Webb disappointed after simulated game
Right-hander lacks command in 35-pitch session
PHOENIX -- Brandon Webb said he was disappointed in how things went when he faced hitters in a simulated game Friday afternoon at Chase Field.
Webb, who is attempting to return from shoulder surgery performed last August, faced hitters for the first time since throwing a simulated game last Saturday in San Francisco, which was the first time he had faced hitters since Opening Day of 2009. Following that outing he was encouraged after throwing 52 pitches.
On Friday, he had hoped to build off that effort, but instead threw around 35 pitches and lacked command of his pitches.
"It wasn't as good as it was the last time," Webb said. "I was as wild as I've ever been. I had no clue where it was going. I was a little disappointed because I felt like it went pretty good last time."
The issue, Friday Webb said, was his mechanics as he tried starting with the ball out of his glove in an attempt to help improve his arm speed, which was lacking.
"I felt like I should have been able to bump it up a little more than last time, but didn't," Webb said. "I think a lot of it was mechanical. I just wasn't throwing strikes. I'm still not reaching out in front and getting it out in front of me."
The positive from throwing fewer pitches is that Webb will likely be able to get back on the mound quicker this time around. He said he was aiming for facing hitters against Tuesday or Wednesday and he is still hopeful of making a few appearances out of the bullpen before the end of the season.
"Anything I can grab out there would be great," he said. "We have a little bit of time left. I'm going to have to have a couple more miles an hour. I was 82 last time. I think 84 or 85 would get the job done so hopefully I'll be able to reach that in a couple more times out."
D-backs interim manager Kirk Gibson said he would not describe the session as a setback for Webb.
"He didn't throw as good as he did his last time," Gibson said. "I cautioned you guys about that last time. I've been through enough rehabs to know that you get excited and it's possible to have a day that's not what you're expecting it to be. I consider it normal. That's why I caution you guys not to put expectations on it."
Hampton getting the hang of being a reliever
PHOENIX -- It certainly is not about the money for Mike Hampton.
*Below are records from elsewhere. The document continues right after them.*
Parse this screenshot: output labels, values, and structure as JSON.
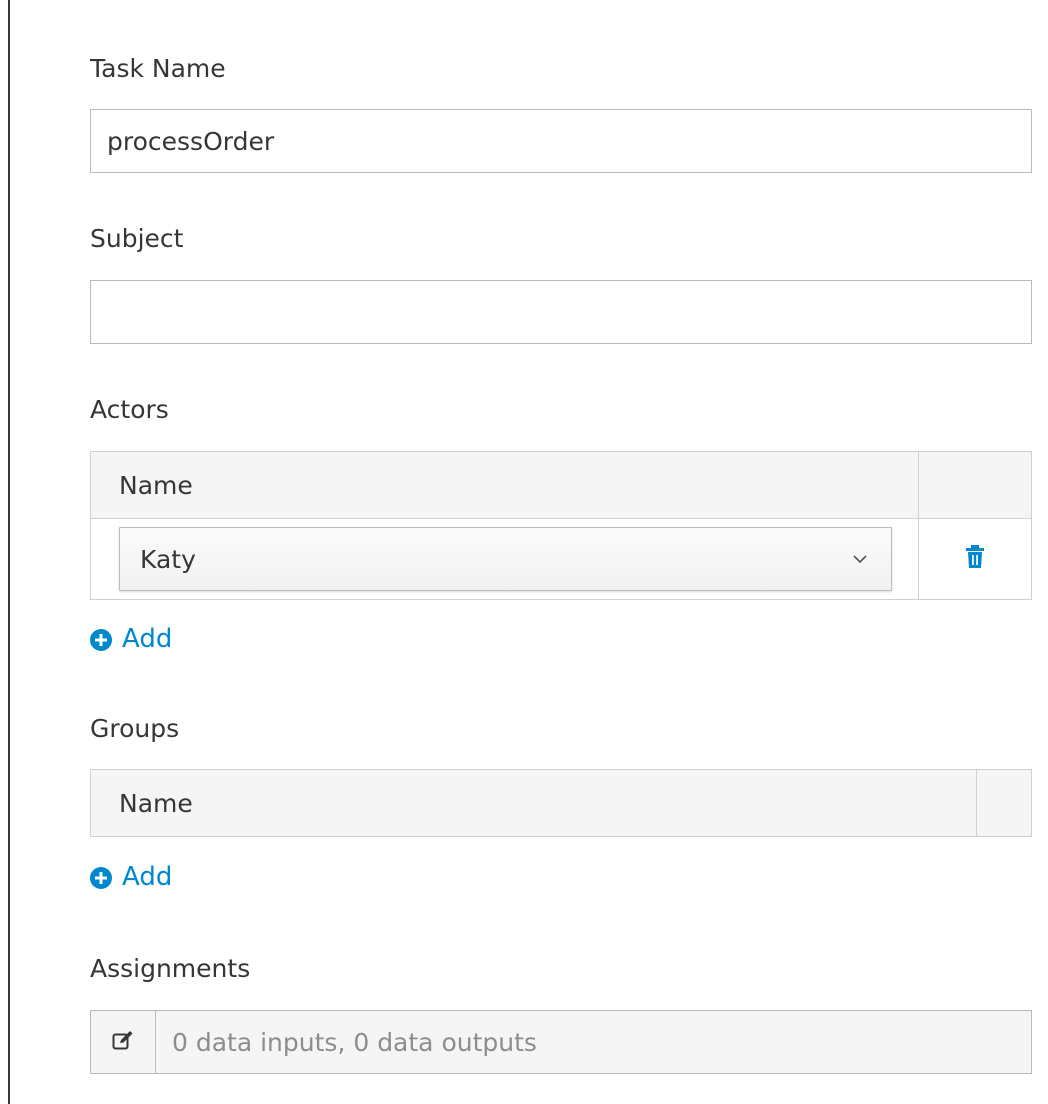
{
  "task_name": {
    "label": "Task Name",
    "value": "processOrder"
  },
  "subject": {
    "label": "Subject",
    "value": ""
  },
  "actors": {
    "label": "Actors",
    "column_header": "Name",
    "rows": [
      {
        "name": "Katy"
      }
    ],
    "add_label": "Add"
  },
  "groups": {
    "label": "Groups",
    "column_header": "Name",
    "rows": [],
    "add_label": "Add"
  },
  "assignments": {
    "label": "Assignments",
    "summary": "0 data inputs, 0 data outputs"
  },
  "colors": {
    "link": "#0088ce",
    "header_bg": "#f5f5f5",
    "border": "#bbbbbb",
    "text": "#363636",
    "muted_text": "#8b8d8f"
  },
  "icons": {
    "delete": "trash-icon",
    "add": "plus-circle-icon",
    "dropdown": "chevron-down-icon",
    "edit": "edit-icon"
  }
}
The veteran left-hander, who is trying to reinvent himself as a reliever, was called up from Triple-A Reno by the D-backs on Friday after being signed to a Minor League deal Aug. 21.
The 37-year-old is 148-115 with a 4.07 ERA in 409 games (355 starts) over a 15-year Major League career with the Mariners, Astros, Mets, Rockies and Braves.
Injuries have hit Hampton hard in recent years as he missed the entire 2006 and 2007 seasons after undergoing Tommy John surgery and he underwent shoulder surgery last September.
"I think if I want to stay around and pitch a little longer, I think this might be my best option," Hampton said of pitching out of the bullpen. "I've had quite a few innings and had quite a few starts and I think it's taken a toll not just on my arm, but on my body. The hunger is still there, the drive is still there."
And it's that hunger and love of competition that motivates Hampton to continue to pitch.
"He's made all the money in the world so he's not motivated by that," D-backs interim manager Kirk Gibson said of Hampton, who signed an eight-year $121 million contract earlier in the decade. "I think he just likes to compete, he's kind of a fierce competitor and he really wants to come back."
Gibson said he would use Hampton as a situational left-hander, but that he could also see action as a late reliever because he feels he has the abilities to get right-handers out as well.
After a career of starting, Hampton is trying to get the hang of pitching out of the bullpen.
"It's different, it's definitely different," Hampton said. "You have to be prepared every day to pitch as opposed to knowing your schedule in advance. I think the biggest thing will be to get into a routine and be ready to pitch when they call my number."
Upton out of lineup for third straight game
PHOENIX -- D-backs outfielder Justin Upton was out of the lineup for the third straight game after leaving Monday's game with irritation in his left shoulder.
"I made the decision before he came in not to play him," D-backs interim manager Kirk Gibson said.
Instead, the team put Upton through the paces in the outfield before the game and Upton is available to pinch-hit.
"I want to make sure on him," Gibson said.
When asked if Upton would be back in the lineup Saturday Gibson said, "Could be, yeah. We'll see."
Second baseman Kelly Johnson was also out of the starting lineup, but that was a scheduled day off. Tony Abreu started in his place.
Steve Gilbert is a reporter for MLB.com. This story was not subject to the approval of Major League Baseball or its clubs.